## YOUR GOAL
Return every line below as is, leaving out the pictures.

# # # #

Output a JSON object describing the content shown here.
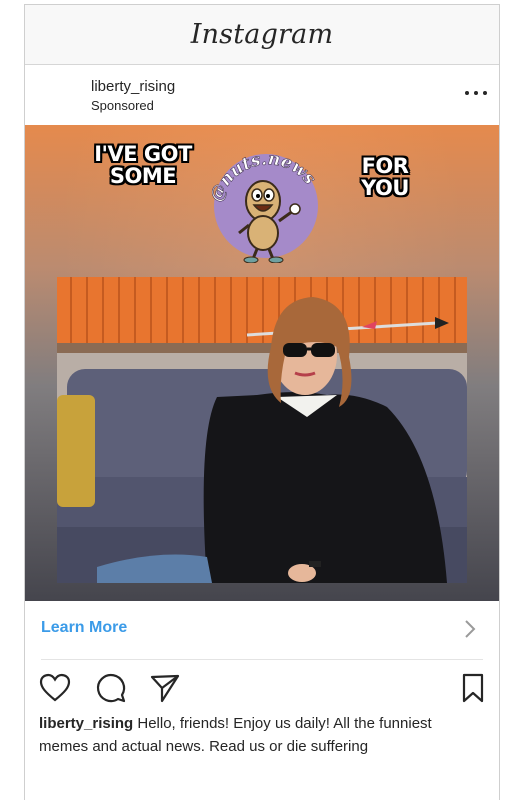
{
  "header": {
    "title": "Instagram"
  },
  "post": {
    "username": "liberty_rising",
    "label": "Sponsored",
    "more_icon": "ellipsis-icon"
  },
  "meme": {
    "left_text": "I'VE GOT SOME",
    "right_text": "FOR YOU",
    "logo_text": "@nuts.news",
    "logo_color": "#a58ac9"
  },
  "cta": {
    "label": "Learn More",
    "color": "#3b9be8"
  },
  "actions": {
    "like_icon": "heart-icon",
    "comment_icon": "comment-icon",
    "share_icon": "send-icon",
    "save_icon": "bookmark-icon"
  },
  "caption": {
    "username": "liberty_rising",
    "text": "Hello, friends! Enjoy us daily! All the funniest memes and actual news. Read us or die suffering"
  }
}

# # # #

## TASK RESPONSE
Output a JSON object describing the content shown here.
{
  "header": {
    "title": "Instagram"
  },
  "post": {
    "username": "liberty_rising",
    "label": "Sponsored",
    "more_icon": "ellipsis-icon"
  },
  "meme": {
    "left_text": "I'VE GOT SOME",
    "right_text": "FOR YOU",
    "logo_text": "@nuts.news",
    "logo_color": "#a58ac9"
  },
  "cta": {
    "label": "Learn More",
    "color": "#3b9be8"
  },
  "actions": {
    "like_icon": "heart-icon",
    "comment_icon": "comment-icon",
    "share_icon": "send-icon",
    "save_icon": "bookmark-icon"
  },
  "caption": {
    "username": "liberty_rising",
    "text": "Hello, friends! Enjoy us daily! All the funniest memes and actual news. Read us or die suffering"
  }
}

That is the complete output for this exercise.